This chapter discusses the several chemoattractant-induced membrane phenomena of phagocytes. Exposure of phagocytes to chemoattractants initiates a number of biological responses, including directed migration, secretion of hydrolytic enzymes, and production of cytotoxic oxygen species. These processes are activated by second messengers that are produced upon the interaction of chemoattractants with their receptors. The chapter also presents methods for studying chemoattractant-induced changes in phospholipid metabolism. Modification of the phospholipid composition of plasma membranes is a rapid response to many hormonal stimuli, including chemoattractants. Alterations of phospholipid metabolism can have pronounced effects on the activities of membrane-associated enzymes or produce second messengers act to regulate cell responses. The role of a guanine nucleotide regulatory (N) protein in phagocyte activation by chemoattractants is described. N proteins play pivotal roles in regulating the activity of adenylate cyclase and hence cyclic adenosine monophosphate (cAMP) levels in cells. Accumulating evidence suggests that N proteins may play similar roles in coupling phospholipase C activation to receptors that stimulate polyphosphoinositide breakdown. Methods described have been used predominantly for studying the responses of human polymorphonuclear leukocytes (PMNs) to the oligopeptide chemoattractant fMet-Leu-Phe but are also applicable to other chemoattractants.

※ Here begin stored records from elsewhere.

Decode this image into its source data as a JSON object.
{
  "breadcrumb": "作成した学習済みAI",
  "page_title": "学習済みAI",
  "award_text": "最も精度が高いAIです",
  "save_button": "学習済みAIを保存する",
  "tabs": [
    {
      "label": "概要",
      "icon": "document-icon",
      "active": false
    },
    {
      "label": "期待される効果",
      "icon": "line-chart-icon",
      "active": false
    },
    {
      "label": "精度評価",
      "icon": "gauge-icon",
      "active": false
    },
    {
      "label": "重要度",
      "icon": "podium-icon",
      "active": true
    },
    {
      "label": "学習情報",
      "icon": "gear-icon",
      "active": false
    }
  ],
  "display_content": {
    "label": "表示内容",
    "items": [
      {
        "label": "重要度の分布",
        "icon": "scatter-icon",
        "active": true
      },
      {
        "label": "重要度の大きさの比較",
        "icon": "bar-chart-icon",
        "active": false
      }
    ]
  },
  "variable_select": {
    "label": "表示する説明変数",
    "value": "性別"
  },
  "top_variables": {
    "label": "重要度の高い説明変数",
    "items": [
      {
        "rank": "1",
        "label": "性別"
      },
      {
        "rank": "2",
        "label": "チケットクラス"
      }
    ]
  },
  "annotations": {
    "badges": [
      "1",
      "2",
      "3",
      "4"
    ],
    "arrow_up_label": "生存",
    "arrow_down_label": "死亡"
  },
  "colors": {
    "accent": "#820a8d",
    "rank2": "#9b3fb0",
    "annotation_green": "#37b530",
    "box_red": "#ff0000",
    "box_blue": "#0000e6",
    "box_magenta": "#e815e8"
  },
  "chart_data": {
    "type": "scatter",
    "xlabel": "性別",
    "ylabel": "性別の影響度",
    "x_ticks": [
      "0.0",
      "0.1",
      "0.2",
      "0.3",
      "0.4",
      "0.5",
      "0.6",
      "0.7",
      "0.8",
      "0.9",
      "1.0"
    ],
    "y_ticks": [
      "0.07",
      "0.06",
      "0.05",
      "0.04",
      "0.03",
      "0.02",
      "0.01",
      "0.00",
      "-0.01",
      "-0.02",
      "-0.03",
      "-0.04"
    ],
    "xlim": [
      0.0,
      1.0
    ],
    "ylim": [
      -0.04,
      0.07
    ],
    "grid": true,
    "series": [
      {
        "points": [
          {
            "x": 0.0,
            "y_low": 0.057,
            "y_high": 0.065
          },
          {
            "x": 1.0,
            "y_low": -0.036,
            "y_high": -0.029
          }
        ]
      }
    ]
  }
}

All Science Journal Classification (ASJC) codes
- Molecular Biology